THE TASK
Write out the entries again exactly as they are given.

Element data from apps and pages

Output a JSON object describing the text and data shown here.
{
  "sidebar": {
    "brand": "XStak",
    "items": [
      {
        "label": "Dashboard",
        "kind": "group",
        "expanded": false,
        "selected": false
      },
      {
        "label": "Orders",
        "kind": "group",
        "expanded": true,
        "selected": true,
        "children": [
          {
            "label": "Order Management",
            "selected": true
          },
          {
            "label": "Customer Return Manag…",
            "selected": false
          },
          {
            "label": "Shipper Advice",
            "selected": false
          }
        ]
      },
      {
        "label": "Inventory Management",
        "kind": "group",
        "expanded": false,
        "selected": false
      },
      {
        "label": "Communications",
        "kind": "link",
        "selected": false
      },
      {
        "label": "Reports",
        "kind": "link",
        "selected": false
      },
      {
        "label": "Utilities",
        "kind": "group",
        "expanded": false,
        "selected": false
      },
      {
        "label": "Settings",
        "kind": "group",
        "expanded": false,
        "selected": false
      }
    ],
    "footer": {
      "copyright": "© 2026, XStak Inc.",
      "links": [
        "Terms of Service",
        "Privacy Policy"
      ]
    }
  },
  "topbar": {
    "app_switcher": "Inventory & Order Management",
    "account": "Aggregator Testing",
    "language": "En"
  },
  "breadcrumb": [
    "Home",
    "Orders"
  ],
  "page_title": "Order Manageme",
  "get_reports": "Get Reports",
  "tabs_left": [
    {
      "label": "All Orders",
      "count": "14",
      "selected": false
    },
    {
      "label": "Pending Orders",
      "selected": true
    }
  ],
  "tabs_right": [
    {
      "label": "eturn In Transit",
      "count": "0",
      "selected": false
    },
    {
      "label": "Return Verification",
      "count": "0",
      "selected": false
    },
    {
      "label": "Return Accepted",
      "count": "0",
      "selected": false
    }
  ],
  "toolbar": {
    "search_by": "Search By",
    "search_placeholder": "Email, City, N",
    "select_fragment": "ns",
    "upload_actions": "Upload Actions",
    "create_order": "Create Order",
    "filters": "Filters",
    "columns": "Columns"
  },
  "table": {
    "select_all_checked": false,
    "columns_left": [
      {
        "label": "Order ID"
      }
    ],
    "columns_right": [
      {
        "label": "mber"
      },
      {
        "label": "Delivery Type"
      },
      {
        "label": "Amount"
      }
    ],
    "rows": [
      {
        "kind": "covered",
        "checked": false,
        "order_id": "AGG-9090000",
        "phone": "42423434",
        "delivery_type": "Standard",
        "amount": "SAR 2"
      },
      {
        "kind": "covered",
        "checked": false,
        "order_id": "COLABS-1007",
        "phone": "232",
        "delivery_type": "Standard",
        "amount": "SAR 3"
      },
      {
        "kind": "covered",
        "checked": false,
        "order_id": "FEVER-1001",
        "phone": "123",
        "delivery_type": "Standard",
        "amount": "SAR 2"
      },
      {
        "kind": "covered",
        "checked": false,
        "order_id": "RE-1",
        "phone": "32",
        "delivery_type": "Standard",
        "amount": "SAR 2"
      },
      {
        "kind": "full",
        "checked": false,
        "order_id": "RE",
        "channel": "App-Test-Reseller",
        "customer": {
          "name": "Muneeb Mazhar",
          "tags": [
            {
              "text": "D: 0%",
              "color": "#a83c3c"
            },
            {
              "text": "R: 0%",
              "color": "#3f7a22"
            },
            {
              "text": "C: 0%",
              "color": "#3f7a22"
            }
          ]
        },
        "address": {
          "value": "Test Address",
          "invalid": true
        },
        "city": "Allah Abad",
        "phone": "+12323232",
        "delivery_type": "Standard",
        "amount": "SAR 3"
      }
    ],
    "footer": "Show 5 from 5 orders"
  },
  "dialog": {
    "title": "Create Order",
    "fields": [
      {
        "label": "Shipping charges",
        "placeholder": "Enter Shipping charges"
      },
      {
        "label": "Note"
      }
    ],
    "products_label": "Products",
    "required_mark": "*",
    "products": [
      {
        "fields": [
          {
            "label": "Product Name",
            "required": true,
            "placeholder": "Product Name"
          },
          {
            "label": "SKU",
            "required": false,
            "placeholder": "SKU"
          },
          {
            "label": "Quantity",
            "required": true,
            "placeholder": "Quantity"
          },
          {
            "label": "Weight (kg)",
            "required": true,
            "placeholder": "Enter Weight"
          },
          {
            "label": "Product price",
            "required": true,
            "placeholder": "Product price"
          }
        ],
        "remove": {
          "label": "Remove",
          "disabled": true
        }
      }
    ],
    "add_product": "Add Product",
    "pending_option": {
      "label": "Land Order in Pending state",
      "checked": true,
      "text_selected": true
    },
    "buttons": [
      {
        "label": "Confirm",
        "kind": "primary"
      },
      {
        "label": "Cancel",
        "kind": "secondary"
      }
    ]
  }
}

OUTPUT FOR THIS TASK
Output a JSON object describing the text and data shown here.
{
  "sidebar": {
    "brand": "XStak",
    "items": [
      {
        "label": "Dashboard",
        "kind": "group",
        "expanded": false,
        "selected": false
      },
      {
        "label": "Orders",
        "kind": "group",
        "expanded": true,
        "selected": true,
        "children": [
          {
            "label": "Order Management",
            "selected": true
          },
          {
            "label": "Customer Return Manag…",
            "selected": false
          },
          {
            "label": "Shipper Advice",
            "selected": false
          }
        ]
      },
      {
        "label": "Inventory Management",
        "kind": "group",
        "expanded": false,
        "selected": false
      },
      {
        "label": "Communications",
        "kind": "link",
        "selected": false
      },
      {
        "label": "Reports",
        "kind": "link",
        "selected": false
      },
      {
        "label": "Utilities",
        "kind": "group",
        "expanded": false,
        "selected": false
      },
      {
        "label": "Settings",
        "kind": "group",
        "expanded": false,
        "selected": false
      }
    ],
    "footer": {
      "copyright": "© 2026, XStak Inc.",
      "links": [
        "Terms of Service",
        "Privacy Policy"
      ]
    }
  },
  "topbar": {
    "app_switcher": "Inventory & Order Management",
    "account": "Aggregator Testing",
    "language": "En"
  },
  "breadcrumb": [
    "Home",
    "Orders"
  ],
  "page_title": "Order Manageme",
  "get_reports": "Get Reports",
  "tabs_left": [
    {
      "label": "All Orders",
      "count": "14",
      "selected": false
    },
    {
      "label": "Pending Orders",
      "selected": true
    }
  ],
  "tabs_right": [
    {
      "label": "eturn In Transit",
      "count": "0",
      "selected": false
    },
    {
      "label": "Return Verification",
      "count": "0",
      "selected": false
    },
    {
      "label": "Return Accepted",
      "count": "0",
      "selected": false
    }
  ],
  "toolbar": {
    "search_by": "Search By",
    "search_placeholder": "Email, City, N",
    "select_fragment": "ns",
    "upload_actions": "Upload Actions",
    "create_order": "Create Order",
    "filters": "Filters",
    "columns": "Columns"
  },
  "table": {
    "select_all_checked": false,
    "columns_left": [
      {
        "label": "Order ID"
      }
    ],
    "columns_right": [
      {
        "label": "mber"
      },
      {
        "label": "Delivery Type"
      },
      {
        "label": "Amount"
      }
    ],
    "rows": [
      {
        "kind": "covered",
        "checked": false,
        "order_id": "AGG-9090000",
        "phone": "42423434",
        "delivery_type": "Standard",
        "amount": "SAR 2"
      },
      {
        "kind": "covered",
        "checked": false,
        "order_id": "COLABS-1007",
        "phone": "232",
        "delivery_type": "Standard",
        "amount": "SAR 3"
      },
      {
        "kind": "covered",
        "checked": false,
        "order_id": "FEVER-1001",
        "phone": "123",
        "delivery_type": "Standard",
        "amount": "SAR 2"
      },
      {
        "kind": "covered",
        "checked": false,
        "order_id": "RE-1",
        "phone": "32",
        "delivery_type": "Standard",
        "amount": "SAR 2"
      },
      {
        "kind": "full",
        "checked": false,
        "order_id": "RE",
        "channel": "App-Test-Reseller",
        "customer": {
          "name": "Muneeb Mazhar",
          "tags": [
            {
              "text": "D: 0%",
              "color": "#a83c3c"
            },
            {
              "text": "R: 0%",
              "color": "#3f7a22"
            },
            {
              "text": "C: 0%",
              "color": "#3f7a22"
            }
          ]
        },
        "address": {
          "value": "Test Address",
          "invalid": true
        },
        "city": "Allah Abad",
        "phone": "+12323232",
        "delivery_type": "Standard",
        "amount": "SAR 3"
      }
    ],
    "footer": "Show 5 from 5 orders"
  },
  "dialog": {
    "title": "Create Order",
    "fields": [
      {
        "label": "Shipping charges",
        "placeholder": "Enter Shipping charges"
      },
      {
        "label": "Note"
      }
    ],
    "products_label": "Products",
    "required_mark": "*",
    "products": [
      {
        "fields": [
          {
            "label": "Product Name",
            "required": true,
            "placeholder": "Product Name"
          },
          {
            "label": "SKU",
            "required": false,
            "placeholder": "SKU"
          },
          {
            "label": "Quantity",
            "required": true,
            "placeholder": "Quantity"
          },
          {
            "label": "Weight (kg)",
            "required": true,
            "placeholder": "Enter Weight"
          },
          {
            "label": "Product price",
            "required": true,
            "placeholder": "Product price"
          }
        ],
        "remove": {
          "label": "Remove",
          "disabled": true
        }
      }
    ],
    "add_product": "Add Product",
    "pending_option": {
      "label": "Land Order in Pending state",
      "checked": true,
      "text_selected": true
    },
    "buttons": [
      {
        "label": "Confirm",
        "kind": "primary"
      },
      {
        "label": "Cancel",
        "kind": "secondary"
      }
    ]
  }
}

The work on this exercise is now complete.